Now, the mechanical change in the actual tissue is likely minimal, but there is likely a small mechanical deformation of the tissue which increases muscle length.

9. Reduces and breaks up scar tissue

Scar tissue is the result of injury. It is part of the healing process, but it can cause muscle pain, dysfunction, reduced mobility, and pain. Think of scar tissue as a scar on muscles and ligaments after injury. Just because it is scarred, it doesn’t mean you have to live with it. Use of a foam roll is a popular technique to break up scar tissue in areas to alleviate pain and improve performance.

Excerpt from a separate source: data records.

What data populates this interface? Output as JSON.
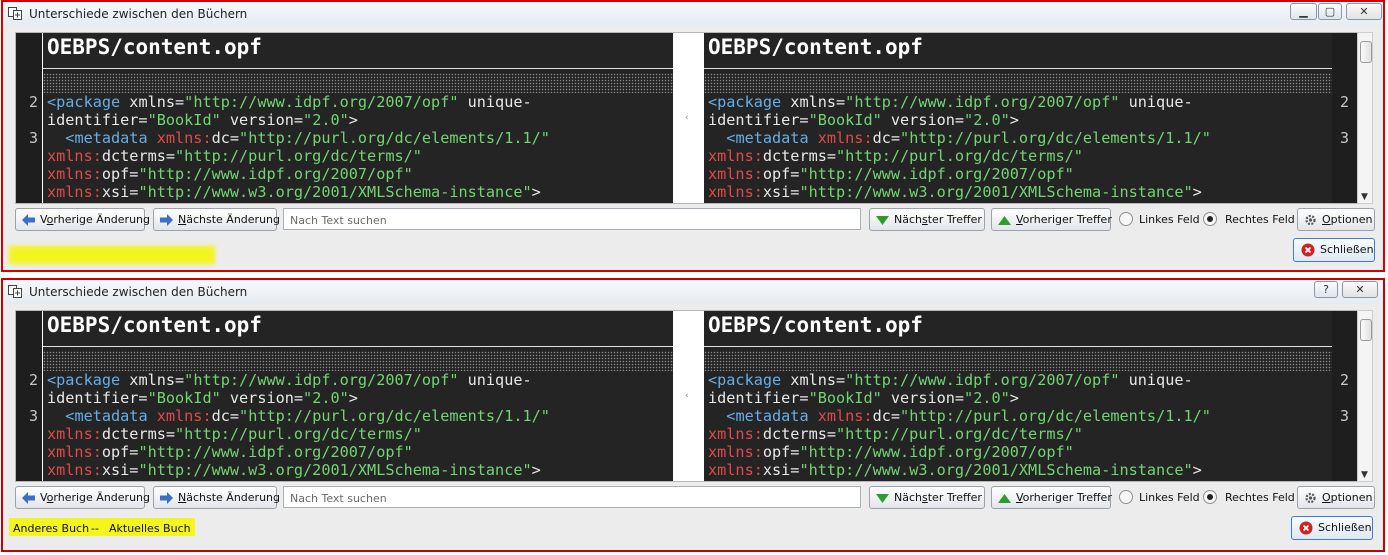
{
  "window_title": "Unterschiede zwischen den Büchern",
  "title_controls": {
    "top": {
      "minimize": "▁",
      "maximize": "▢",
      "close": "✕"
    },
    "bottom": {
      "help": "?",
      "close": "✕"
    }
  },
  "diff": {
    "left_file": "OEBPS/content.opf",
    "right_file": "OEBPS/content.opf",
    "line_numbers": [
      "2",
      "3"
    ],
    "lines": [
      [
        [
          "tag",
          "<package "
        ],
        [
          "",
          "xmlns="
        ],
        [
          "str",
          "\"http://www.idpf.org/2007/opf\""
        ],
        [
          "",
          " unique-"
        ]
      ],
      [
        [
          "",
          "identifier="
        ],
        [
          "str",
          "\"BookId\""
        ],
        [
          "",
          " version="
        ],
        [
          "str",
          "\"2.0\""
        ],
        [
          "",
          ">"
        ]
      ],
      [
        [
          "",
          "  "
        ],
        [
          "tag",
          "<metadata "
        ],
        [
          "ns",
          "xmlns:"
        ],
        [
          "",
          "dc="
        ],
        [
          "str",
          "\"http://purl.org/dc/elements/1.1/\""
        ]
      ],
      [
        [
          "ns",
          "xmlns:"
        ],
        [
          "",
          "dcterms="
        ],
        [
          "str",
          "\"http://purl.org/dc/terms/\""
        ]
      ],
      [
        [
          "ns",
          "xmlns:"
        ],
        [
          "",
          "opf="
        ],
        [
          "str",
          "\"http://www.idpf.org/2007/opf\""
        ]
      ],
      [
        [
          "ns",
          "xmlns:"
        ],
        [
          "",
          "xsi="
        ],
        [
          "str",
          "\"http://www.w3.org/2001/XMLSchema-instance\""
        ],
        [
          "",
          ">"
        ]
      ]
    ]
  },
  "toolbar": {
    "prev_change": {
      "mnemonic": "o",
      "before": "V",
      "after": "rherige Änderung"
    },
    "next_change": {
      "mnemonic": "N",
      "before": "",
      "after": "ächste Änderung"
    },
    "search_placeholder": "Nach Text suchen",
    "next_match": {
      "mnemonic": "s",
      "before": "Näch",
      "after": "ter Treffer"
    },
    "prev_match": {
      "mnemonic": "V",
      "before": "",
      "after": "orheriger Treffer"
    },
    "left_field": "Linkes Feld",
    "right_field": "Rechtes Feld",
    "options": {
      "mnemonic": "O",
      "before": "",
      "after": "ptionen"
    },
    "close": "Schließen"
  },
  "selected_field": "right",
  "bottom_note": {
    "left": "Anderes Buch",
    "sep": "--",
    "right": "Aktuelles Buch"
  },
  "colors": {
    "accent_border": "#d60000",
    "highlight": "#f4f41f",
    "editor_bg": "#242424"
  }
}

10. It’s access to a massage 24/7

The best part about foam roll and baseball mobility and foam-rolling is that they are like mini massage therapists whenever you need them. You could pay 50 to 100 bucks for a full-body, deep tissue massage, or you can do one at home on your problem areas [with a local professional, this is more effective…come see me if you can :)]. Self-massage is called self-myofascial release, which means you are in charge. You don’t have to spend money on weekly massages, you don’t have to wait weeks to get in, and you can massage your problem areas whenever you need the relief. Self-myofascial release (SMR) should replace stretching after your workout, and you can achieve a lot in just a short amount of time.

Advice from Dr. John: Before you get Started

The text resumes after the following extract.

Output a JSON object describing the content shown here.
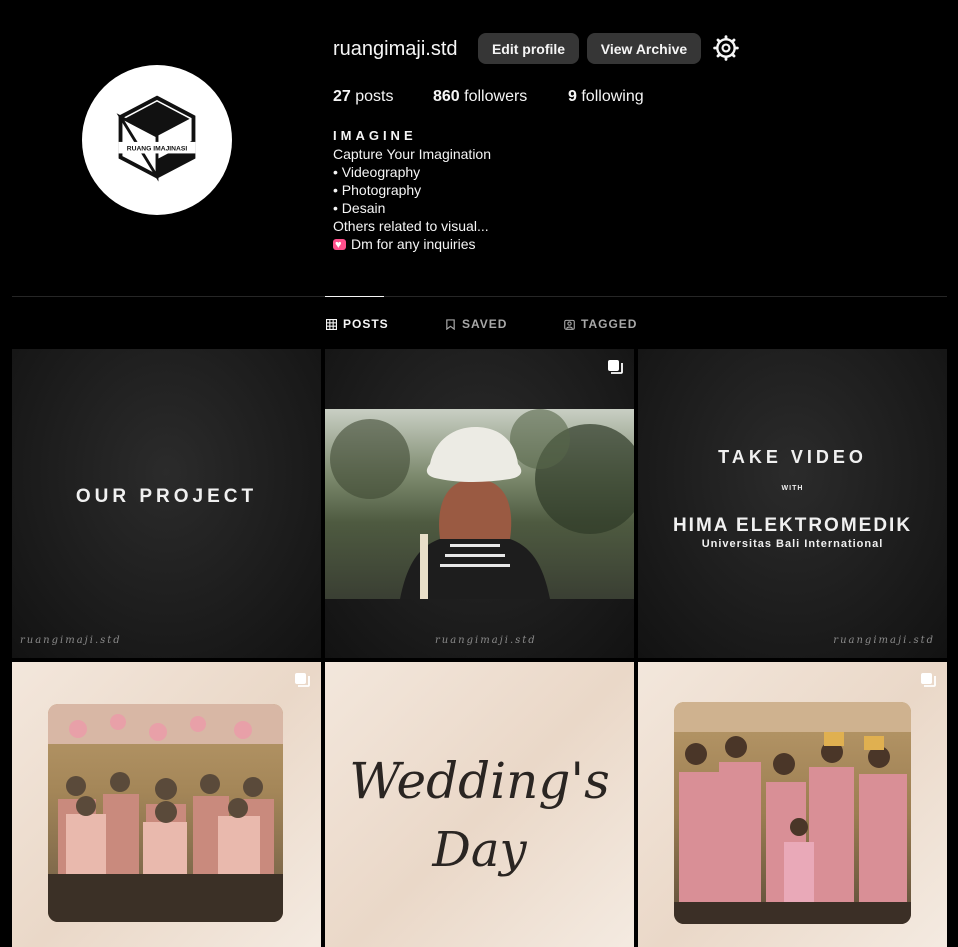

Now that you know the benefits, you are digging through the garage for your old baseballs, or you are looking on Amazon for foam rollers, but there’s more. You need a few pointers to get your started. Follow my YouTube series to learn effective and targeted foam roll SMR techniques for swimmers, athletes, and even desk workers.

Once you get started, here are a few tips to avoid injury and pain:

  • Do not focus on the same area every time.
  • Don’t spend too much time on a single area during your session.
  • Don’t roll too quickly.
  • Maintain proper body form and use your bodyweight to guide your movements.
  • Don’t roll only where you feel pain. Consider the areas that attach, too.

If you are a serious swimmer, working with a performance coach is essential for maximizing mobility, strength, injury prevention, mental training, and much more!

If YOU are looking to improve your performance, Apply for a Free sports performance screen